Democracy is for, and about, citizens. So too, at least in theory, is political journalism, and especially during elections. That there is a ‘public’, however conceived (and this is not always made explicit), made up of citizens in need of information is the underlying basis for all of the promises that news outlets make and the high expectations we have about what journalism can provide. This chapter concludes the book by summarising the major trends in election reporting in the 2000s, considering them in light of two major questions about ‘the public’: what do people want from political news and what does democracy need? Finally, what happens when these two principles clash?
The public and the media
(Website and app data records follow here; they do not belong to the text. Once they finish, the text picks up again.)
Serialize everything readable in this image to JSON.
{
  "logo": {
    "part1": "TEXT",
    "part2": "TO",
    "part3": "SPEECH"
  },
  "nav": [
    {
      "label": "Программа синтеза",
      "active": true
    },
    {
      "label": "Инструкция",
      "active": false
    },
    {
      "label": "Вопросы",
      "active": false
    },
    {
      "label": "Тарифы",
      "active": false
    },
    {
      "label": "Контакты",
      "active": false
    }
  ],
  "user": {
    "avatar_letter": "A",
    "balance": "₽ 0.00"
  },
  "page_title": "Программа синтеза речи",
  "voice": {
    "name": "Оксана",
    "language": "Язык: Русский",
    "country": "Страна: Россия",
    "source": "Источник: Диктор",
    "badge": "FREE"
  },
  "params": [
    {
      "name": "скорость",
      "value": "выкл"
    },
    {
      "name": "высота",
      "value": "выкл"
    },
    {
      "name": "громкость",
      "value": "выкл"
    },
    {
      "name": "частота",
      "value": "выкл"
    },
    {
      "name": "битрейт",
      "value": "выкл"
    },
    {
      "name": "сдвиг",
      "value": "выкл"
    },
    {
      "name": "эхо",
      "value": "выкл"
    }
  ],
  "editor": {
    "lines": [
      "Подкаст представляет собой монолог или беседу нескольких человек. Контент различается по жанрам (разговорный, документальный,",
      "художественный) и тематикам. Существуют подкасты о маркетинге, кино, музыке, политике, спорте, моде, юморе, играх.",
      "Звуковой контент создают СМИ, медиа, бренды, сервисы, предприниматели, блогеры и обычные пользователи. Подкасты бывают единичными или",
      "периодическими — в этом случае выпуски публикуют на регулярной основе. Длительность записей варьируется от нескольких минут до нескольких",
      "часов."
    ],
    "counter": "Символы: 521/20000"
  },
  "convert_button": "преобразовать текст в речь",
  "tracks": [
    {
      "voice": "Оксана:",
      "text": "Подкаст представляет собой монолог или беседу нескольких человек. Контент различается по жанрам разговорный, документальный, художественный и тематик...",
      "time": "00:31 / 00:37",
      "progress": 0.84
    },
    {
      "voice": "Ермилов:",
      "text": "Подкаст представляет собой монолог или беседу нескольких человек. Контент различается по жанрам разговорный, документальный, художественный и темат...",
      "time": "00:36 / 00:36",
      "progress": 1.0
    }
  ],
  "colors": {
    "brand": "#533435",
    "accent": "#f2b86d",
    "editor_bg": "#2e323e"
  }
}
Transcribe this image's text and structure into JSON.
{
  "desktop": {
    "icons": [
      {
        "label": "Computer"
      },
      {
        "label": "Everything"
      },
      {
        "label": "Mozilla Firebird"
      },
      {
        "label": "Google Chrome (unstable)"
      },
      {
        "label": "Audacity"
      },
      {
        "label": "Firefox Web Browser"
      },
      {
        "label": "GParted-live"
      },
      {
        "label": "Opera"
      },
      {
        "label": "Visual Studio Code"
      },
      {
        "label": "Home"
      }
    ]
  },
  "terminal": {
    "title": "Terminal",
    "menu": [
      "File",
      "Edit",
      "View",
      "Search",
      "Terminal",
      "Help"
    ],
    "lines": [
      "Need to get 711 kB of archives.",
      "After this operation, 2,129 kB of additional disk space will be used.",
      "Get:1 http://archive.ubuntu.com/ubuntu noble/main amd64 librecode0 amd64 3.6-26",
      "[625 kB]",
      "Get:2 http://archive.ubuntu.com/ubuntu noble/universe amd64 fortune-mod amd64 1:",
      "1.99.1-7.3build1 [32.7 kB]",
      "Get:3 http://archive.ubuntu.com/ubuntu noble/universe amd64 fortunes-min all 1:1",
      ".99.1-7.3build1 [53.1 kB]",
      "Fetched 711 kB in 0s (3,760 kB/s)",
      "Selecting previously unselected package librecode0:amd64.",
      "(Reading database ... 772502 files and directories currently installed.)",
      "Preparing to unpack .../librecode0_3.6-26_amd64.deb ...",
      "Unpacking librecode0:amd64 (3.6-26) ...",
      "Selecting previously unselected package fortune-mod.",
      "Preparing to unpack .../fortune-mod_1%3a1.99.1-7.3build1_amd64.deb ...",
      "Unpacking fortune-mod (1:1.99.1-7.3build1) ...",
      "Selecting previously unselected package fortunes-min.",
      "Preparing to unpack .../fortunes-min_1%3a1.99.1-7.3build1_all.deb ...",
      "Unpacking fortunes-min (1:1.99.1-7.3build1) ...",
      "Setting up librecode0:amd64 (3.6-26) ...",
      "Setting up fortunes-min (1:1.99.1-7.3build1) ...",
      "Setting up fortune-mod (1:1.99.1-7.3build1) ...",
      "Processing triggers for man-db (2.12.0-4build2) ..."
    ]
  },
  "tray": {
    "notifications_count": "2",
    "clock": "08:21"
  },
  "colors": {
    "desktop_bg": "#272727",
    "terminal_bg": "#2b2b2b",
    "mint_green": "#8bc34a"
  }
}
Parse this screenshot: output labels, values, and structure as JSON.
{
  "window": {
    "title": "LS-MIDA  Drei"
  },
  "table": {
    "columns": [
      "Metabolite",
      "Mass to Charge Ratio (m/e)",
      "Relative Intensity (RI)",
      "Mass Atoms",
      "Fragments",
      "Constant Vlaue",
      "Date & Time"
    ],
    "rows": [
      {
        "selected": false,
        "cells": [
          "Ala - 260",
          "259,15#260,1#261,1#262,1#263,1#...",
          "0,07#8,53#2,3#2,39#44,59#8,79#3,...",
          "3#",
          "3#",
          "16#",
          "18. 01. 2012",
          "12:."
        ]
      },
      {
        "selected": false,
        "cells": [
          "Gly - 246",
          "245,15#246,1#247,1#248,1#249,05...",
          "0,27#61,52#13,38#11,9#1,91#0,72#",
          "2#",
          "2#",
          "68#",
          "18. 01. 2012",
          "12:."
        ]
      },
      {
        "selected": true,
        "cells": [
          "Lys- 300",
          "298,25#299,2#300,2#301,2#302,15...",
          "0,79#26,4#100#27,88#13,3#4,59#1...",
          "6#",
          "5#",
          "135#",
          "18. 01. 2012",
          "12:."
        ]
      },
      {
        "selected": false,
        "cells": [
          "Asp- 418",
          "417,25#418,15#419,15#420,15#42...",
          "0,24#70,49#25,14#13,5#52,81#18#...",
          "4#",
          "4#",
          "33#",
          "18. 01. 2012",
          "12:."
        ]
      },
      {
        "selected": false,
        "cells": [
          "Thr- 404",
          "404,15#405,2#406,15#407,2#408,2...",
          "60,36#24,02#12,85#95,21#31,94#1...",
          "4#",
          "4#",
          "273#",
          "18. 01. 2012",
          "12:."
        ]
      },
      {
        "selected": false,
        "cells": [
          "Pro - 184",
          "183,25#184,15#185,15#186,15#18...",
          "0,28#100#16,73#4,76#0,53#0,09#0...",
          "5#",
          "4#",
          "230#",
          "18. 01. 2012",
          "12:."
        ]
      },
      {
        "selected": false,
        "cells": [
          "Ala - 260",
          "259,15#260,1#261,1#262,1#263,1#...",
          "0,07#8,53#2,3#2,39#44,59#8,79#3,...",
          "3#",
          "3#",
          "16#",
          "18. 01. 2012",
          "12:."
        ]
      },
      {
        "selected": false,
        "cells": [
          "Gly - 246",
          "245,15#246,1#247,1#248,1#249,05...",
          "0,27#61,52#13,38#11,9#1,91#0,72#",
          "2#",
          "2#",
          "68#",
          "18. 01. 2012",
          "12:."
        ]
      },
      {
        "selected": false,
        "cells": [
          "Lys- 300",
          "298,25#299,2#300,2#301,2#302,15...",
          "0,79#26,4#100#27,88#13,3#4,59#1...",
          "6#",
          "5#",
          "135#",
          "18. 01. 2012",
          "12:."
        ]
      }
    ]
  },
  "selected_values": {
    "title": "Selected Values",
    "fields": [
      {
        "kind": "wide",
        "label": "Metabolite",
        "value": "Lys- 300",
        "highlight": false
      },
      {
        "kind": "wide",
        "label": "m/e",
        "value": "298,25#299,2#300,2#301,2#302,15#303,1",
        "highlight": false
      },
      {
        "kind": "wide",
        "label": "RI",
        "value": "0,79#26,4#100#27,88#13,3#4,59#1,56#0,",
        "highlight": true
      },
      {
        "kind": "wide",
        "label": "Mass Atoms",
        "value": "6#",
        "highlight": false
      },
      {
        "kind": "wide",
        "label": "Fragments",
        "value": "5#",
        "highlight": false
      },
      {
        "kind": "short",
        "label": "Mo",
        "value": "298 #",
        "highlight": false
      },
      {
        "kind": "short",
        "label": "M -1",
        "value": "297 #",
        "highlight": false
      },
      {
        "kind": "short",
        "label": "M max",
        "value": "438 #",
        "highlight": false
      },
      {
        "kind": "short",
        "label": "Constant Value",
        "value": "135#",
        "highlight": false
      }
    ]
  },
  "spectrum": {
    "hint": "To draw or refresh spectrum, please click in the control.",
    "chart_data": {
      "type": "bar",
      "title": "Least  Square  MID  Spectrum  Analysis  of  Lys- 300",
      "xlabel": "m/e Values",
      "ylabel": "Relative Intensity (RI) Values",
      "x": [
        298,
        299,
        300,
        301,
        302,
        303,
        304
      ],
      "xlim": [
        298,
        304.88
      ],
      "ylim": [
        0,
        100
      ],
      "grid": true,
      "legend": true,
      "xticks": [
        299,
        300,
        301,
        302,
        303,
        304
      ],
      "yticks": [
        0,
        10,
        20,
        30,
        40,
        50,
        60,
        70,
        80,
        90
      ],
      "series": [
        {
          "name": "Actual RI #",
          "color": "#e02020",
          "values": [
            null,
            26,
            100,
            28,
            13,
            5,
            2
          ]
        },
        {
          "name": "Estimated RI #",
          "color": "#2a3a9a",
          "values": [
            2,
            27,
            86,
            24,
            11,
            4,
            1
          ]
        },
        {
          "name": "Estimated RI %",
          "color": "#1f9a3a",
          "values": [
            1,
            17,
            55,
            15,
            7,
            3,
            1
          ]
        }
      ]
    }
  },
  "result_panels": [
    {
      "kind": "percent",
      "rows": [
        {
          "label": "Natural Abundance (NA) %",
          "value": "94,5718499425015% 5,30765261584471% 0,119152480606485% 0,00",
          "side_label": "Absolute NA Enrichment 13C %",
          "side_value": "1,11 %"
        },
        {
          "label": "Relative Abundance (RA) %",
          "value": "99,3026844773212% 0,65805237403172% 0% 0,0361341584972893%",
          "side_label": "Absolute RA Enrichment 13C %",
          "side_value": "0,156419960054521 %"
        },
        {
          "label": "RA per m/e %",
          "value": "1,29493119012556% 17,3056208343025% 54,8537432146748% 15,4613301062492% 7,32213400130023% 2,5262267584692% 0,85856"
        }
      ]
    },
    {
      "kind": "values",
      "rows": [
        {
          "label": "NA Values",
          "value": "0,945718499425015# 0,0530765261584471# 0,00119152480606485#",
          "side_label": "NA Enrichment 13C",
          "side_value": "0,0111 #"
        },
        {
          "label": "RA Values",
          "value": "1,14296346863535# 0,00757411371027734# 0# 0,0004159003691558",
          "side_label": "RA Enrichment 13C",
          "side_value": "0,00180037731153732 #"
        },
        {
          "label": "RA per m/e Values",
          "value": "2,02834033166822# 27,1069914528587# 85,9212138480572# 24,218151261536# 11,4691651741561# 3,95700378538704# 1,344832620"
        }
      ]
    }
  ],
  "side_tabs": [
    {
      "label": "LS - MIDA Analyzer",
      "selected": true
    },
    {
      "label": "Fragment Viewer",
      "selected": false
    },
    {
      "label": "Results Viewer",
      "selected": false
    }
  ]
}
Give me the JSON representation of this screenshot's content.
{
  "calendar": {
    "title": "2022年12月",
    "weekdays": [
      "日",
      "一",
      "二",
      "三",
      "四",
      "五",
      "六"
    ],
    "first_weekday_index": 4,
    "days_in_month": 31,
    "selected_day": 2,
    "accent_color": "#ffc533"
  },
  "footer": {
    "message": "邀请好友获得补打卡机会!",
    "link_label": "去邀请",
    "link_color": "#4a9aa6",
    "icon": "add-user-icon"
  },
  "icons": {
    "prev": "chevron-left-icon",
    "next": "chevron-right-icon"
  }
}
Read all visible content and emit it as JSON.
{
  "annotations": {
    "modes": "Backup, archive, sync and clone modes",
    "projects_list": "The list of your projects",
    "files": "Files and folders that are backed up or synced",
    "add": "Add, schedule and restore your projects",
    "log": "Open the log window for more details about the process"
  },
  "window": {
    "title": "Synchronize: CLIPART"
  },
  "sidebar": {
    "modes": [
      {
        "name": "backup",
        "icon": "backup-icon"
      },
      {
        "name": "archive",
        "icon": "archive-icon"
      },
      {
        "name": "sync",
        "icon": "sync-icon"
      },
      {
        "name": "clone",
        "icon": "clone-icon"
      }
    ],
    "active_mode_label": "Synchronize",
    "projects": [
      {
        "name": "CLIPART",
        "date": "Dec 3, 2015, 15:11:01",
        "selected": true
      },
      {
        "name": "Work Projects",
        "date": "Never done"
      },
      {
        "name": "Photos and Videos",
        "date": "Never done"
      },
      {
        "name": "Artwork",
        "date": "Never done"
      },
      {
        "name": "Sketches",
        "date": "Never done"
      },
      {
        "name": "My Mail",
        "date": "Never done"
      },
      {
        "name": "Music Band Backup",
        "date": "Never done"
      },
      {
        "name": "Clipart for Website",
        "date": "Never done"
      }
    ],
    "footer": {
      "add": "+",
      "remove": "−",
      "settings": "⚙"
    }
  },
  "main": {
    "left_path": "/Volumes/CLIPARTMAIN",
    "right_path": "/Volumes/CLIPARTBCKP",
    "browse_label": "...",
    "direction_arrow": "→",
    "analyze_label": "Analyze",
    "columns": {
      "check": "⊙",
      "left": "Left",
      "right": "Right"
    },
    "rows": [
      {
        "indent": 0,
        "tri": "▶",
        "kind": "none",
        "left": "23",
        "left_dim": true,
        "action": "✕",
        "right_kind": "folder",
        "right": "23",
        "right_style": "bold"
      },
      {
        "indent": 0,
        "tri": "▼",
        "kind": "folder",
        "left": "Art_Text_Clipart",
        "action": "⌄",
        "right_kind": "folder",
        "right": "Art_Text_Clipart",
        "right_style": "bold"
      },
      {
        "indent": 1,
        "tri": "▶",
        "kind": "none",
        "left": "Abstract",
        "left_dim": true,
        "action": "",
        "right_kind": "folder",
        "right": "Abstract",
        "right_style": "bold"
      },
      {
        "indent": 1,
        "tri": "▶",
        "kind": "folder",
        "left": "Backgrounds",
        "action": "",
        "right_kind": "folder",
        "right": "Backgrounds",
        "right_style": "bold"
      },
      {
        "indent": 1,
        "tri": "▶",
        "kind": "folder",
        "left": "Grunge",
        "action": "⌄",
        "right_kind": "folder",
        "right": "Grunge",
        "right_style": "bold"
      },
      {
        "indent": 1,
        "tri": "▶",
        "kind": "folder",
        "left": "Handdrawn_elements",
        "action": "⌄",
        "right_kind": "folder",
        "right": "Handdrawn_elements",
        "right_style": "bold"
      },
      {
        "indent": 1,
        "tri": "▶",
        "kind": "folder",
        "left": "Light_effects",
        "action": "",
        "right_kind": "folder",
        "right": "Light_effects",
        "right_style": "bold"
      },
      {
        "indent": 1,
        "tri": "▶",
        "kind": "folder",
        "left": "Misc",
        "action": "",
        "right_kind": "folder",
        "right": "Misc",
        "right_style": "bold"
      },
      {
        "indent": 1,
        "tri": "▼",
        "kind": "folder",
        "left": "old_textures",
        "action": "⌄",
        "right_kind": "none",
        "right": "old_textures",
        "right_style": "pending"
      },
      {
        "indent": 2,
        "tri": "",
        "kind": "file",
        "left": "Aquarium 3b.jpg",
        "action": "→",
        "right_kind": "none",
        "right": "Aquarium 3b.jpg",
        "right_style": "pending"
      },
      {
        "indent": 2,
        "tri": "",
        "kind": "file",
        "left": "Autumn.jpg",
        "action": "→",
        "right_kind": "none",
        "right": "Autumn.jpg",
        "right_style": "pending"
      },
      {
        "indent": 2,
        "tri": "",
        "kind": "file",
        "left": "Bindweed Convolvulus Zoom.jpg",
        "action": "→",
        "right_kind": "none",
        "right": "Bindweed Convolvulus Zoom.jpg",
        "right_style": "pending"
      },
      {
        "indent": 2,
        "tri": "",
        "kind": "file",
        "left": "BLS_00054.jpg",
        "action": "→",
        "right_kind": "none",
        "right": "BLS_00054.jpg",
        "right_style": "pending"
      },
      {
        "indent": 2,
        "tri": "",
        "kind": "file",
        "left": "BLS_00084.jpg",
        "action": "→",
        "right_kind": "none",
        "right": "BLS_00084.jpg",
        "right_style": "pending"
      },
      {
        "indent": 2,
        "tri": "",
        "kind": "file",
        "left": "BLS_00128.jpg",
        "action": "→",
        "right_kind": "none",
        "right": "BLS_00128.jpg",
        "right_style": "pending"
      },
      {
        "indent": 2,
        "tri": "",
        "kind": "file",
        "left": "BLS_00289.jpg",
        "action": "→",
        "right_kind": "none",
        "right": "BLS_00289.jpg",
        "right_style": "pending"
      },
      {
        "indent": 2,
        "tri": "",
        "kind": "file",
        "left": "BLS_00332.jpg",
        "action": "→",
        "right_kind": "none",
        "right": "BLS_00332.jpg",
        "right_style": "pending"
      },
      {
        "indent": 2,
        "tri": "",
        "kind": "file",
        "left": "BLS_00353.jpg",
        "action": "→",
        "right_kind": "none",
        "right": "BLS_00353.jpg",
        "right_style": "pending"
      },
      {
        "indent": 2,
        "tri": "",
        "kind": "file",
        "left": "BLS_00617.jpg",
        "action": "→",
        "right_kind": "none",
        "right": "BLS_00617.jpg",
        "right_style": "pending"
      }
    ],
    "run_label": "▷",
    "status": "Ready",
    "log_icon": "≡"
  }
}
The first part of this book was devoted to political news audiences, but media audiences and ‘the public’ are not the same thing – even if they do overlap at some points. Audiences develop in relation to particular media forms. They consist of individuals who consume those media – often in private – for a range of reasons including entertainment and relaxation. A ‘public’, on the other hand, is ‘people engaged in activities (and spaces) that are in some ways socially visible, that is, not private’. So while the media can construct audiences, those audiences become ‘real publics only through the processes of engagement with issues and discursive interactions among themselves’ (Dahlgren 2009:73–4).